“This respiratory arrest should have prompted immediate action by the anesthesiologist—he should have asked the surgeon, standing by to do the thyroid surgery, to do a tracheostomy. It is clear from the majority of witnesses in the OR that the anesthesiologist did not request a tracheostomy right away but attempted unsuccessfully for many minutes, with his patient in full respiratory arrest, to intubate and ventilate his patient. During this time, massive, irreversible brain damage occurred, leading to death 8 days later.”
The anesthesiologist was deposed once early in the case and the second time late in the case. In his first deposition, he said that it took the surgeon 12 minutes to complete the emergency tracheostomy. After all the other fact witnesses were deposed, who indicated that the surgeon completed the trach in 1-2 minutes, the anesthesiologist modified his testimony to say that the surgeon obtained an airway in 4-5 minutes. The surgeon, who was sued based on the indication that he took too long to do the tracheostomy, was voluntarily dismissed from the case after discovery was completed. The family made no settlement demand on the surgeon’s lawyers believing he did nothing wrong.
The anesthesiologist revealed in the second deposition that he prepared almost every entry of the anesthesia record two hours after the arrest. He explained that he went to the anesthesia monitor machine and used its “track back” features to see the vital signs, pulse oximetry readings, and end tidal CO2 readings. What he charted in the anesthesia record even after “tracking back” was “inaccurate” or “not true” per the doctor’s own testimony. He also noted he could have printed the accurate data concerning the patient from the anesthesia monitor machine but did not do so. “A doctor or nurse making a late entry must chart it as a late entry—this anesthesiologist did not do so. His record described a situation that was a false representation of what occurred in the OR. Even the anesthesiology experts hired to defend the case, Dr. Jeffrey Vender, Evanston and Dr. Kenneth Tuman, Chicago, had to admit that the false charting represented deviations from the standard of care,” according to Pfaff.
Despite the strength of the evidence of medical negligence, defense experts Vender and Tuman continued their long-standing record of testifying in support of anesthesiology defendants.
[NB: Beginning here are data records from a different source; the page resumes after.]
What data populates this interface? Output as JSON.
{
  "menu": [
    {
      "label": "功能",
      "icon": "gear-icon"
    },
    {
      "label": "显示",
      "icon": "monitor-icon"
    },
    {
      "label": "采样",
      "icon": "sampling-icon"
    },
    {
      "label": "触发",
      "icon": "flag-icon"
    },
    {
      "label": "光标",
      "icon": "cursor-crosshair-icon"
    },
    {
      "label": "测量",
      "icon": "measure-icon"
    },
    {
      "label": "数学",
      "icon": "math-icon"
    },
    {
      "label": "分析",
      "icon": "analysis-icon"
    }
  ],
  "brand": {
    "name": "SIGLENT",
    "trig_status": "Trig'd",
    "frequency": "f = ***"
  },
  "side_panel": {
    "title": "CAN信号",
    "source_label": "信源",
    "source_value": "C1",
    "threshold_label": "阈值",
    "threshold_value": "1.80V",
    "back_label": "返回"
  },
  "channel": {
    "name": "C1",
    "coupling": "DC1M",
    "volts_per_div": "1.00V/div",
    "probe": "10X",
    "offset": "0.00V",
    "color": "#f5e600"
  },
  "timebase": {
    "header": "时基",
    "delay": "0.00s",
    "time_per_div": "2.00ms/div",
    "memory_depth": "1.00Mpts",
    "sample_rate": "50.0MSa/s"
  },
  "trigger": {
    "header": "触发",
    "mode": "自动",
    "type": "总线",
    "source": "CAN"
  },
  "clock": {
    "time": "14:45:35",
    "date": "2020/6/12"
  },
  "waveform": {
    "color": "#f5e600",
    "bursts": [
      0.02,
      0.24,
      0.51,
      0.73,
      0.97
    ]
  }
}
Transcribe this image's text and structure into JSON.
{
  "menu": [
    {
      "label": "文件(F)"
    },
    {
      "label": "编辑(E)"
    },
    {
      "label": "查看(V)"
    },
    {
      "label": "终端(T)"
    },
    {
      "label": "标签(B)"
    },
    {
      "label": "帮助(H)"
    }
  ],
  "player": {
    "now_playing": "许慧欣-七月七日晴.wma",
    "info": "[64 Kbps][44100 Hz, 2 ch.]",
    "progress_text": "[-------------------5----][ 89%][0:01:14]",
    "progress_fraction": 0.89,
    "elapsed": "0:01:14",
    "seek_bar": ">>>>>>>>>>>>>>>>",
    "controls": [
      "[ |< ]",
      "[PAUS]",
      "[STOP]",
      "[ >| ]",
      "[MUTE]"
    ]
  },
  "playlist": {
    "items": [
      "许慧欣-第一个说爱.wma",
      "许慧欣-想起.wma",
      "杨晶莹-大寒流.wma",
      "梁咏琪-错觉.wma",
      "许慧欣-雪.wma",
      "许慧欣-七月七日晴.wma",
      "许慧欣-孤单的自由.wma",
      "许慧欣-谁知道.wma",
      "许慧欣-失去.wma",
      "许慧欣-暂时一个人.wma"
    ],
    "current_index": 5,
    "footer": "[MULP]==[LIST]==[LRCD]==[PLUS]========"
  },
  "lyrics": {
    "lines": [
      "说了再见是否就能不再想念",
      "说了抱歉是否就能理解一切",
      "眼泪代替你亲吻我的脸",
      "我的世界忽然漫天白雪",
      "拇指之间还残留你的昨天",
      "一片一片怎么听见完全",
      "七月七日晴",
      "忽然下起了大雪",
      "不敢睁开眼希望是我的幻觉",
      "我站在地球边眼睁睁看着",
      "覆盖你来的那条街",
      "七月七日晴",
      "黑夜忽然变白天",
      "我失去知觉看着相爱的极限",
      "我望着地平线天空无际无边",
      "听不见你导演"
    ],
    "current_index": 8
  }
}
Dr. Vender acknowledged to having testified at more than 150 trials as an expert, only for the defense. Dr. Tuman admits to testifying 95% for the defense in claims of anesthesiology malpractice. Both doctors denied that the defendant here provided negligent care to his patient. Plaintiff’s anesthesiology expert was Dr. Ronald Wender, Los Angeles.
The settlement proceeds, all representing loss of society damages, will be divided among decedent’s two adult children and her husband, who has since remarried.
The family was represented by Bruce R. Pfaff and Matthew D. Ports, Pfaff & Gill, Ltd., Chicago, along with William A. Vlasek, Lansing, IL. The family has requested that details of the settlement identifying them, the defendants or the case caption be omitted from any publication concerning this case in order to preserve their privacy.
Defense lawyers involved in the case were: John Smith and Howard Pikel, Pretzel & Stouffer, Chrtd., Chicago, for the anesthesiologist; Barry Bollinger and Mike Krause, Bollinger, Ruberry & Garvey, Chicago, for the hospital; and Mauri Thomas, Fedota, Childers, Chicago, for the surgeon.
For more information please contact Bruce Pfaff at (312) 828-9666 or by e-mail.